“In your opinion, how important should the following be as requirements for somebody seeking citizenship of your country? Specify for each requirement if you consider it as very important, rather important or not important: Having ancestors from my country.”
Citizens of various countries were asked this question.
#1 — In most countries, the lower-classes are more “voelkisch” than the upper-classes.
#2 — World youth seem to be becoming more “voelkisch” than their elders. This was unexpected to me. (Neither of these are products of “IDKs” distorting the sample as in China’s case [see note-#5 here]).
— “Voelkisch” values were found to generally soften (towards “Ancestry is Not Important”) among youth overall in the six countries analyzed, as compared to their parents and grandparents. This is “mostly” the opposite of the world trend.

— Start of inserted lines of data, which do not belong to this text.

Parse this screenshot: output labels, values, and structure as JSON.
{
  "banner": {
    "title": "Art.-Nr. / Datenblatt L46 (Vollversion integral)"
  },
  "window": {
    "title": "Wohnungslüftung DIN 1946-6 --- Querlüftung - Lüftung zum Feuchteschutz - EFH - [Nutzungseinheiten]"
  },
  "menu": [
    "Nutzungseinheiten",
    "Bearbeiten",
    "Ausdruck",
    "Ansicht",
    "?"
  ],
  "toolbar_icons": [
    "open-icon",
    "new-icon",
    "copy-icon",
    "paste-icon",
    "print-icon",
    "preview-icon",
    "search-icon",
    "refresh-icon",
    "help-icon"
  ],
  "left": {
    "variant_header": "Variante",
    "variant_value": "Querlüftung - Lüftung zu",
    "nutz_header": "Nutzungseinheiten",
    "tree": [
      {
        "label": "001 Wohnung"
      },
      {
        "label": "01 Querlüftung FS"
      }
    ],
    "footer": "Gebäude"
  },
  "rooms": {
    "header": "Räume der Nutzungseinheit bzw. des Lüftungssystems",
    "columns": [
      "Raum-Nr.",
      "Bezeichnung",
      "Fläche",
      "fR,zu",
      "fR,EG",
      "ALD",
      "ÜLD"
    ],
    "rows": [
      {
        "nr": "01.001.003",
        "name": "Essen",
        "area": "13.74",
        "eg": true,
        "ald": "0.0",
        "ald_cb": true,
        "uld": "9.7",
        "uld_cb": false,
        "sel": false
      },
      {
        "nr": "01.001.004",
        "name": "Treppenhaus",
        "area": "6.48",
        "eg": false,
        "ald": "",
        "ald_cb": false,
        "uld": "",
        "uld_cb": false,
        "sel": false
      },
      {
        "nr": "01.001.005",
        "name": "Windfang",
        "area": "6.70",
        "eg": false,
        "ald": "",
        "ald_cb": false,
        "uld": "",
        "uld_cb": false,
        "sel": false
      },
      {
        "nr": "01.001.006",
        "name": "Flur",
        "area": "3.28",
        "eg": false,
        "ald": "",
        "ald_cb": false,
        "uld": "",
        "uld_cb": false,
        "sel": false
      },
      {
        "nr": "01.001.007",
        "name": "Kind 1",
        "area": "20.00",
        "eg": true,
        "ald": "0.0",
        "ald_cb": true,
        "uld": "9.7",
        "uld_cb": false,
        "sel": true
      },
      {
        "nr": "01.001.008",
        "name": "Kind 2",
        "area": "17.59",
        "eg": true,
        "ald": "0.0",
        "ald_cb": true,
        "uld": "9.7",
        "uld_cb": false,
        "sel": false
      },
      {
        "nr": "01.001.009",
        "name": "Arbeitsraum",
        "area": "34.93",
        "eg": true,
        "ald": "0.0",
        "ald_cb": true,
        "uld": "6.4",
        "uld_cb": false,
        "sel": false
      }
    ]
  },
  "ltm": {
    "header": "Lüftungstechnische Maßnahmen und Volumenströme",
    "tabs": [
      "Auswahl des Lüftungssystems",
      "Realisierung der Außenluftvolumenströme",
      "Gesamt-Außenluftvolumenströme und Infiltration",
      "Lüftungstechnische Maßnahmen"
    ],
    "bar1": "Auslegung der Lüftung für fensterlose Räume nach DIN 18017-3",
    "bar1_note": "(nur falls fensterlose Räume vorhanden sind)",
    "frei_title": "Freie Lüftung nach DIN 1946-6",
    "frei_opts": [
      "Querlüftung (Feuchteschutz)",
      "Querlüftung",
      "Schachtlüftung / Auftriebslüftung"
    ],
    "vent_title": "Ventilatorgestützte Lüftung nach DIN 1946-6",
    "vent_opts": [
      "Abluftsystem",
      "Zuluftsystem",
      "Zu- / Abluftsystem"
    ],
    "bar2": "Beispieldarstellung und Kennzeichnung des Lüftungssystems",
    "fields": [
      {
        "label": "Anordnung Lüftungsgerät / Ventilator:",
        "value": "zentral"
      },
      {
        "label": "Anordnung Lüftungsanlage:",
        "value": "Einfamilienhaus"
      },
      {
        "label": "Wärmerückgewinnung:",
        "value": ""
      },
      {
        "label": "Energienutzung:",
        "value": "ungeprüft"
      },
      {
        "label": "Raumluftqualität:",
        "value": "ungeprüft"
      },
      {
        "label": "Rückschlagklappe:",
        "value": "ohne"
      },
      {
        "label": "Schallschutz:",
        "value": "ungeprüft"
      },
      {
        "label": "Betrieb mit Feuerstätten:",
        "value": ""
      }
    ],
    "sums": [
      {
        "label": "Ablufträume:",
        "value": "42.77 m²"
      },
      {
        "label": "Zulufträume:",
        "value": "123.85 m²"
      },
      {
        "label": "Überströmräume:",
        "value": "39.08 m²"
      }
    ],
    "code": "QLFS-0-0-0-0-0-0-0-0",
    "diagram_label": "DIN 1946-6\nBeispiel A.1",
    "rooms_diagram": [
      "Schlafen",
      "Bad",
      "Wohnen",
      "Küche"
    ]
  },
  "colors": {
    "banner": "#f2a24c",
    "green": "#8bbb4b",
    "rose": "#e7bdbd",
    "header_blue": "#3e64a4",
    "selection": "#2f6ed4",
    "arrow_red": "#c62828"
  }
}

— A revival of “voelkisch” attitudes in at least a segment of youth populations is also seen in each of the six countries analyzed. Which segment of the youth is breaking the trend is the opposite between Europe and East-Asia. Among Europeans born after 1975, ethnic-identitarianism skews lower-class; among East-Asians born after 1975, ethnic-identitarianism skews upper-class.

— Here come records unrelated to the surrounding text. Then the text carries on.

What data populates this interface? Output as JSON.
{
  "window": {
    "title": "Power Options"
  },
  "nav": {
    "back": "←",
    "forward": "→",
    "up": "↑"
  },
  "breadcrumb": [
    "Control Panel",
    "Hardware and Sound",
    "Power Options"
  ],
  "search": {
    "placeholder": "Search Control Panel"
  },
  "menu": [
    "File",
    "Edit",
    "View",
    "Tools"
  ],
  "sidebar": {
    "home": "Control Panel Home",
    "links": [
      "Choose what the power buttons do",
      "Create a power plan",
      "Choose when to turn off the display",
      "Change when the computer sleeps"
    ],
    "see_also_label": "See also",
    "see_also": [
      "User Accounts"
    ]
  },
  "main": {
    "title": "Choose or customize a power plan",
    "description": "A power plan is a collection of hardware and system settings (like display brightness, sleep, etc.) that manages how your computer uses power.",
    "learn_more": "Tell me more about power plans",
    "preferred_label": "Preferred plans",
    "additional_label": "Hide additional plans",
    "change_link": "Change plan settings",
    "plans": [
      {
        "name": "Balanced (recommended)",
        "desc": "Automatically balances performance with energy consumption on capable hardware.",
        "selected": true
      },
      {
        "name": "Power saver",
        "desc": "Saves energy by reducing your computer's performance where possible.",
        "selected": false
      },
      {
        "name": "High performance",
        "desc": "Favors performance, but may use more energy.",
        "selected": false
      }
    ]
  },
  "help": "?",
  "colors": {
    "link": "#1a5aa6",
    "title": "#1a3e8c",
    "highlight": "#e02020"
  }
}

Anyway, I find no explanation for the world trend of an overall rise in Youth-“Yes [to ethnic identity]” from these six individual cases. I did not do in-depth analysis for anywhere except Europe and East-Asia.

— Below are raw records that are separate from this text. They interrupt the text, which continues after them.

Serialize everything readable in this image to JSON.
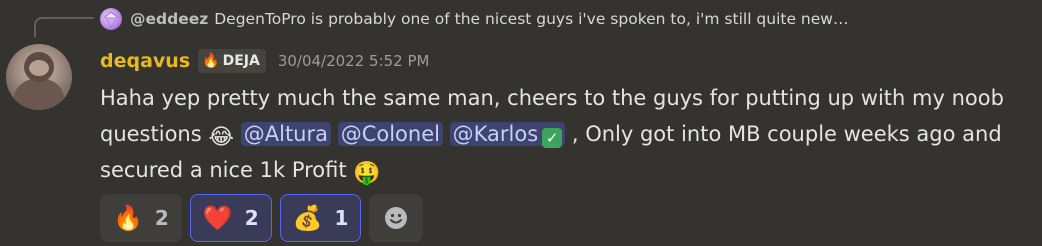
{
  "reply": {
    "username": "@eddeez",
    "text": "DegenToPro is probably one of the nicest guys i've spoken to, i'm still quite new…"
  },
  "author": {
    "username": "deqavus",
    "badge": "DEJA",
    "timestamp": "30/04/2022 5:52 PM"
  },
  "message": {
    "text_1": "Haha yep pretty much the same man, cheers to the guys for putting up with my noob questions ",
    "emoji_joy": "😂",
    "mentions": [
      "@Altura",
      "@Colonel",
      "@Karlos"
    ],
    "text_2": " , Only got into MB couple weeks ago and secured a nice 1k Profit ",
    "emoji_money": "🤑"
  },
  "reactions": [
    {
      "emoji": "🔥",
      "count": "2",
      "active": false
    },
    {
      "emoji": "❤️",
      "count": "2",
      "active": true
    },
    {
      "emoji": "💰",
      "count": "1",
      "active": true
    }
  ],
  "colors": {
    "background": "#34332f",
    "username": "#e7b91e",
    "mention_bg": "#3d456e",
    "active_reaction_border": "#5865f2"
  }
}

Why would people born after 1975 be more likely to answer “Yes” to this question than people born in the 1930s-1960s?